The comprehensive and readable index, with each name, place, or
topic, each entry and subentry in a separate paragraph (separate
line), makes it easy to spot what one is looking for. Strassler's
index entry under speeches, for example, lists each speaker in a
separate line, with indented subentries for each of his speeches. In
short, The Landmark Thucydides sets a very high standard for
editorial judgment, attention to detail, and recognition of what
readers need, as translated into book design and layout, extending
to plentiful maps, cross-references, learned appendices, and other
aids. It is surely destined to live up to Strassler's proud
declaration that, like its original, it will become "a possession
for all time."
Lateiner's edition excels in its comprehensive
running analytical commentary. Notes or comments appear on almost
every single page, sometimes using almost half the page.
Lateiner's bibliography lists about five times as many items as
Strassler's edition. His introduction, like his abundant notes, is
the product of long reflection on his author. It provides more than
important background material to the Peloponnesian War and its
times; it is rather in itself a Thucydidean analysis of contrasting
approaches to the author and an informed assessment of the
historian's craft in general and of Thucydides' achievement in
particular, as well as his merits and defects. The virtuoso
introduction alone more than justifies this new edition. A
comprehensive index of names, places, and topics features subentries
listed in one paragraph and separated by commas.
Strassler's Landmark Thucydides has the
best layout and format as a physical book for the reader to hold,
read, use, and understand. It has by far the most and the best maps
and a detailed system of cross-references to both text and maps
which gives immediate assistance to the reader of any given passage
or section. Lattimore's translation merits and will reward close
reading by those interested to see how Thucydides' sometimes
difficult text is understood and rendered in a careful, contemporary
translation that aims to do justice to his language and his style,
while making use of modern research on Thucydides as a writer.

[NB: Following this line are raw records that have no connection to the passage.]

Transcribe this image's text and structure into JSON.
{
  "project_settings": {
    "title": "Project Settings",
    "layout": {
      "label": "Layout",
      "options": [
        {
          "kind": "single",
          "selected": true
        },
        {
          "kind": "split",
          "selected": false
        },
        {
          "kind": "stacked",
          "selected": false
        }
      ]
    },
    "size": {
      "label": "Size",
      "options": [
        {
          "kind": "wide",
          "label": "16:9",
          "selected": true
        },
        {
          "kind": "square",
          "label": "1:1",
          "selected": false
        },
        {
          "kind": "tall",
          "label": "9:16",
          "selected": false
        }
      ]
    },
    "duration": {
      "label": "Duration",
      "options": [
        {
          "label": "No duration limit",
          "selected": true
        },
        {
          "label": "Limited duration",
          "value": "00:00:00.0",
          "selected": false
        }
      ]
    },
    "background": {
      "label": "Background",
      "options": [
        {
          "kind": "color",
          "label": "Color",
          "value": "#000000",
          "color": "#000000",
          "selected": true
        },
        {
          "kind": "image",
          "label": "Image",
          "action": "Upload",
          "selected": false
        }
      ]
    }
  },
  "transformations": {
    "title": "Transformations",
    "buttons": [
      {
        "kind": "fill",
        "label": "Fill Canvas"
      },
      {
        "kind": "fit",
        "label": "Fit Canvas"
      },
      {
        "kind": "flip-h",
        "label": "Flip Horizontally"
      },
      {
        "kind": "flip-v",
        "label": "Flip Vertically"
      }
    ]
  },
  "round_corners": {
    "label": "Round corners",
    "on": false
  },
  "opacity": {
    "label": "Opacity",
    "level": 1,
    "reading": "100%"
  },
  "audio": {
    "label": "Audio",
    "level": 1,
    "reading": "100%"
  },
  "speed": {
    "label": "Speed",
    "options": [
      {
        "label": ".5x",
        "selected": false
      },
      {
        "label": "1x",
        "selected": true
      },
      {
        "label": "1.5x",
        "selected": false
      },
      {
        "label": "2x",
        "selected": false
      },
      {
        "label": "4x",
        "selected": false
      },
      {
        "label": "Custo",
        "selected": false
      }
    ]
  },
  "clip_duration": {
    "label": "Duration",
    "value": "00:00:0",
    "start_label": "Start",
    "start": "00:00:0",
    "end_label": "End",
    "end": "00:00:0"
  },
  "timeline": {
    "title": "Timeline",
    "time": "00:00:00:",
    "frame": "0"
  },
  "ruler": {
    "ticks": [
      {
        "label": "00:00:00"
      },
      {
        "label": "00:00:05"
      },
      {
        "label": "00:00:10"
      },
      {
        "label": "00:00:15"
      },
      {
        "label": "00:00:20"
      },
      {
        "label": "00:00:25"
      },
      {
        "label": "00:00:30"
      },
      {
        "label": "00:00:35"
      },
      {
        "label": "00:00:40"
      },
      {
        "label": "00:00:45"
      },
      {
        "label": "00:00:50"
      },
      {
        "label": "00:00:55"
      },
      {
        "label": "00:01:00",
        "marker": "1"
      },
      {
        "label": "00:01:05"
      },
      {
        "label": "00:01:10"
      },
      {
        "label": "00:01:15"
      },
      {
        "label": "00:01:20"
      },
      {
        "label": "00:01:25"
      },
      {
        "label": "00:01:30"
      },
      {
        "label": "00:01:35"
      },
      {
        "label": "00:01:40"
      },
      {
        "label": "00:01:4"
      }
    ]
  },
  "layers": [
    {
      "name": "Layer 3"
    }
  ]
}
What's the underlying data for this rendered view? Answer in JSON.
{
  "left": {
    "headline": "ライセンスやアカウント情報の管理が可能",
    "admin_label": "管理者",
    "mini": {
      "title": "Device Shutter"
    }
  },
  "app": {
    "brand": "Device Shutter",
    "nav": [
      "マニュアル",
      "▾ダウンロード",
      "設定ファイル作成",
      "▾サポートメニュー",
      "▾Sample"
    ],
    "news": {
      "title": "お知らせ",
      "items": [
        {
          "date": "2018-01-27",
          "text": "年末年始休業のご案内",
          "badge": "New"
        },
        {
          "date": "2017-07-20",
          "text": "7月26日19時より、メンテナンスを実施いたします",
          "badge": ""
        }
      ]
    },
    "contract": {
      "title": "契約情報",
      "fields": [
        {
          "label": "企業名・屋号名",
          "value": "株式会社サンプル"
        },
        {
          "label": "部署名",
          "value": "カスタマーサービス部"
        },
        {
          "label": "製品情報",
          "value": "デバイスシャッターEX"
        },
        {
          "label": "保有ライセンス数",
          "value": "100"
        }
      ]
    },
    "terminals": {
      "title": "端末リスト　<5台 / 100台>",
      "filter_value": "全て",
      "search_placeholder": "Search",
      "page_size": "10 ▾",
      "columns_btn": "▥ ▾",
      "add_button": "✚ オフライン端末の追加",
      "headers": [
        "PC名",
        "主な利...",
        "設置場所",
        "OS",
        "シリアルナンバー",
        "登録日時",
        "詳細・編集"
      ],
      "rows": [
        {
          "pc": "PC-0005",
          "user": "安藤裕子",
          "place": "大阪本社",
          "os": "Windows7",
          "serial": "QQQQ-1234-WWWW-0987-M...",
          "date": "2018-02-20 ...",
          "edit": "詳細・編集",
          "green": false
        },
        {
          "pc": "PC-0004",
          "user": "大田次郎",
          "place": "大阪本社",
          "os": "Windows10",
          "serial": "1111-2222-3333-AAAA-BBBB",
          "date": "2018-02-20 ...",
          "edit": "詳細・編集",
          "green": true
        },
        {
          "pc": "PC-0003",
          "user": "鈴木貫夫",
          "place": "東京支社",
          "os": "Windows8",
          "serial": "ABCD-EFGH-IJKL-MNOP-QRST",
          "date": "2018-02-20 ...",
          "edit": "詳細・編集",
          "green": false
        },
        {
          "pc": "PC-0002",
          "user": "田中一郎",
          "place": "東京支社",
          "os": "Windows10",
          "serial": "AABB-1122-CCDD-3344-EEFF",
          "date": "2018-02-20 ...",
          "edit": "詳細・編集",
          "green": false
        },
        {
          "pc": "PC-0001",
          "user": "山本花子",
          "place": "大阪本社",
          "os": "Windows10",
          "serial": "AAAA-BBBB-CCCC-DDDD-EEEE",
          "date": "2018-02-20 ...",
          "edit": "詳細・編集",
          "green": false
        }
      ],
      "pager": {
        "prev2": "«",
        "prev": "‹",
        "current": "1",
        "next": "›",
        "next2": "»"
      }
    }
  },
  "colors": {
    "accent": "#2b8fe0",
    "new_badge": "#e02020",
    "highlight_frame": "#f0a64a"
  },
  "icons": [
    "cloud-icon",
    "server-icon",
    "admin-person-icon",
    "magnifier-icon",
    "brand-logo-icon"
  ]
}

Many
of his notes address matters of language, meaning, and style; others
provide historical commentary. Lateiner's Thucydides is the only one
with a detailed, almost a running, commentary, mostly historical,
and provides the best introduction and bibliography. Strassler takes
the reader into Thucydides' history and provides many aids to
reading his work, following the course of the war, visualizing where
it was fought, and allowing readers to draw their own conclusions.
Lateiner takes the reader both into the history and outward to the
world of commentary; his profuse notes supply appropriate
supplementary information, as well as his own and other scholars'
views and assessments. No other one-volume edition of Thucydides
provides such abundant and thoughtful commentary. Its annotated,
carefully chosen bibliography draws the reader to further
investigation and reflection. At $9.95, this sturdily bound
paperback Thucydides, edited by a major scholar of the Greek
historians, fully achieves the stated goal of the Barnes & Noble
Classics series to offer "readers quality editions of enduring works
at affordable prices. Each edition presents new scholarship with
commentaries, viewpoints, chronologies, notes, and discussion
questions." In short, the publishers have made an outstanding choice
in Donald Lateiner to edit Herodotus and Thucydides. Both new and
experienced readers are sure to have a very satisfying journey
indeed who take along his excellent editions in their satchels.
* * *
University of Michigan—Dearborn
 Toronto: U Toronto Pr, 1989.
 Cambridge: Cambridge U Pr, 1997.
 Cambridge: Cambridge U Pr, 2000.
 Lateiner retains Crawley's original British
spellings, e.g., "defence." As indicated in his introduction
(xxx), Strassler Americanizes Crawley's spellings (so "defense"
here) and sometimes alters wording: hence, "loyal supporter" for
Crawley's "loyal ally" and "inability" for "inaptness" in the
 Specifically, vol. 2 (Oxford: Oxford U Pr,
1956) ad loc.